At some point, in any good fake documentary, there must come a moment where the people shout “Run!” This is followed, in time-honoured tradition, by tightly edited footage of people running away, which no-one who was actually running would even have bothered to shoot, let alone shoot from different angles. We accept this ruse as part of the game. It’s a wonder anyone has the gall to play this stuff straight. Lucky for us, the makers of Troll Hunter understand the inherent ridiculousness of leaving the camera on when you’re fleeing for your life, and their movie is plays more like Spinal Tap than The Blair Witch Project. I don’t know if it was part of the joke to make a droll troll movie, but the tone seems to fit.

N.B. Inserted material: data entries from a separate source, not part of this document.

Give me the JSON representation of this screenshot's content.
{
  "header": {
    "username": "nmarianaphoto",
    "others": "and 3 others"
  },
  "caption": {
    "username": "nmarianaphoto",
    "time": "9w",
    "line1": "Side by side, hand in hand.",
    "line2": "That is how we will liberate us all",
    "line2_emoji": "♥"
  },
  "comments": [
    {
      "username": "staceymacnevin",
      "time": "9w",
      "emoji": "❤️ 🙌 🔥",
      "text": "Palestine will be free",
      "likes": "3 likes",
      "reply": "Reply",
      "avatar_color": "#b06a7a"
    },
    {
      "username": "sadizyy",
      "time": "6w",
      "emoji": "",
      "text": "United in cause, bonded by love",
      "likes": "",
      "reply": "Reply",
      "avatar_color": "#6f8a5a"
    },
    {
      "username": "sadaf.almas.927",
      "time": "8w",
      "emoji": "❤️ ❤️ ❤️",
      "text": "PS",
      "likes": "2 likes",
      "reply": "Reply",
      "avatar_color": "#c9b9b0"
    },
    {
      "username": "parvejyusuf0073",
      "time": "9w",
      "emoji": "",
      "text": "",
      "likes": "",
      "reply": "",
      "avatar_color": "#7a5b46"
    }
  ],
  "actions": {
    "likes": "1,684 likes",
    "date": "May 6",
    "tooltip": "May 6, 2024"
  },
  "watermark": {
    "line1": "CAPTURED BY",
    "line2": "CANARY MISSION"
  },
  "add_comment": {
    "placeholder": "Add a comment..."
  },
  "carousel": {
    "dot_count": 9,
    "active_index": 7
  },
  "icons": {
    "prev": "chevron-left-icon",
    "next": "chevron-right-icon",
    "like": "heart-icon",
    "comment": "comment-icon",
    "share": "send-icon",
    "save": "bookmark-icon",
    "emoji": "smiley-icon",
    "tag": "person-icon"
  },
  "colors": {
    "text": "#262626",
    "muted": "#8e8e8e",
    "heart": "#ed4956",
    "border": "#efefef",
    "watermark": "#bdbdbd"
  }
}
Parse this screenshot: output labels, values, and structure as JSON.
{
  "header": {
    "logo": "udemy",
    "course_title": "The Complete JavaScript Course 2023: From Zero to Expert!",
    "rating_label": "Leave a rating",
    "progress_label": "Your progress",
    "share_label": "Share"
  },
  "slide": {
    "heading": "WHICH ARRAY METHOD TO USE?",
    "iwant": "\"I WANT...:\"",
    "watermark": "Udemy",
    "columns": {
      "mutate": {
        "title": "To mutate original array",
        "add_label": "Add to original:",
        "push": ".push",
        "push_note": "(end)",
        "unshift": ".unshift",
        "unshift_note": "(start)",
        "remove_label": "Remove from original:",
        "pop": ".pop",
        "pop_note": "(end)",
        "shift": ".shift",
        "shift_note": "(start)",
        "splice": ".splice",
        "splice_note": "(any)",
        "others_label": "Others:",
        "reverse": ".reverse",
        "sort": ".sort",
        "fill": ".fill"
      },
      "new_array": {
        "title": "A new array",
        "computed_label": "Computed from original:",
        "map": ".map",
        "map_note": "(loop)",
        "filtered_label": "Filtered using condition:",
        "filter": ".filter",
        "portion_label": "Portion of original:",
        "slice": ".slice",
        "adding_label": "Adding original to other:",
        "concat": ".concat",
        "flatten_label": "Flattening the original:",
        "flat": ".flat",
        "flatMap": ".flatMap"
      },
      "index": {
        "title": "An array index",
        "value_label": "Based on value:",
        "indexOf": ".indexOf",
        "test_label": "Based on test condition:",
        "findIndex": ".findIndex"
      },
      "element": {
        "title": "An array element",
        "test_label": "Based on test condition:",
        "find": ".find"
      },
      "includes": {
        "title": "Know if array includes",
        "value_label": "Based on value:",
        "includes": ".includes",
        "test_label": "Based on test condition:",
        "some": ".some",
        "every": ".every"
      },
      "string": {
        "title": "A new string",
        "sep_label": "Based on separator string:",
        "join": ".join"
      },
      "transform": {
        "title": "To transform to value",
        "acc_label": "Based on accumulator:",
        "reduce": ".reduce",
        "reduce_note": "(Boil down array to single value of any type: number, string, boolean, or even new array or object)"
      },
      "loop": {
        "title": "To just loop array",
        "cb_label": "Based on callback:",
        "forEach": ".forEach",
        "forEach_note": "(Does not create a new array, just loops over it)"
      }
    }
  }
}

We start off with a bunch of callow film-school types who want to make a documentary about a mysterious hunter. This man drives a Land Rover covered in claw marks and looks a little bit like the shark-hunter from Jaws, Sam Quint. As it turns out, he’s a troll hunter, employed by the TSS (Troll Security Service) of Norway, tasked with exterminating any troll which leaves its natural habitat (mountains, woods). Trolls have a tendency to eat Christians when they get the munchies, and the troll hunter is all that stands between Norway’s faithful and a faith-based picnic. What follows is alleged “found footage” of the film crew’s exploits; hunting trolls big and small in a Norwegian landscape that looks exactly like Middle Earth.
No-one ever explains why trolls like eating Christians. The entire practice appears to be based on the giant’s ditty from Jack and the Beanstalk (Fee Fi Fo Fum / I Smell the Blood of a Christian Man / Be He Living, or Be He Dead / I’ll Grind His Bones to Make My Bread). But is a fairy tale “giant” the same thing as a troll? Did anyone even care about etymology when they were writing fairy tales? The makers of Troll Hunter certainly don’t waste time worrying about such details. This lack of preciousness about their subject goes hand-in-hand with the movie’s wry sense of humour. The Troll Security Service is depicted as a bunch of weary bureaucrats in rumpled clothes, arriving at the scene of each troll attack with a pair of bear feet, to help them make phony tracks. When the troll hunter wants to lure a colossal “Jotnar” troll towards him, the only way to do it, apparently, is by playing “What a Friend We Have in Jesus”.
It would have been fun to see a priest in the movie confronting trolls, but the film-makers don’t use religion much beyond use of the word Christian. Like most fake documentaries, the script has the odd gem of dialogue (like the Polish contractor who explains – when asked why he’s participating in the cover-up – “Why problem make when you no problem have you don’t want to make?”), but Troll Hunter is fitful in its satire. This is a monster movie that happens to take the piss out of Norway, rather than a piss-take with monsters in it. The good jokes work, but it wouldn’t have hurt to have more of them, like the bit where the film crew ask whether trolls eat Muslims, and the troll hunter is momentarily at a loss for words.
Otto Jespersen, who plays the eponymous ogre basher, looks like he was carved out of a mountainous oak tree. He has the sort of face that cries “woodsman” the same way as if he was wearing a coonskin cap. His beard is rugged and outdoorsy. Very much in tune with the bone-dry nature of proceedings, he delivers his lectures on trolls with a gravitas that puts Robert Shaw (the man who played Quint in Jaws) in the shade. Whether he’s commanding the film crew to coat themselves in troll shit, or explaining how trolls can sometimes explode, there’s a solidness to his pronouncements that gives them weight, even when they’re absurd. This is the kind of man for whom stoicism was invented. He’s a bulwark against trolls.
Scandinavians come equipped for this sort of nonsense. There’s a raft of Scandinavian film-makers who like to plunge into weird realms where fantasy runs amok. Think of Denmark’s Lars von Trier, or Roy Andersson, the Swedish director who made Songs from the Second Floor. In the Icelandic comedy Cold Fever, a Japanese business man has a memorable encounter with a fairy. So we shouldn’t be surprised when a Norwegian director makes a movie about trolls. To the extent that the film is “about” anything, it does have some sly pokes at Norwegian government. But Troll Hunter is, at heart, a creature feature. Like Godzilla, you can read into it what you want, but the main attraction is to watch people run.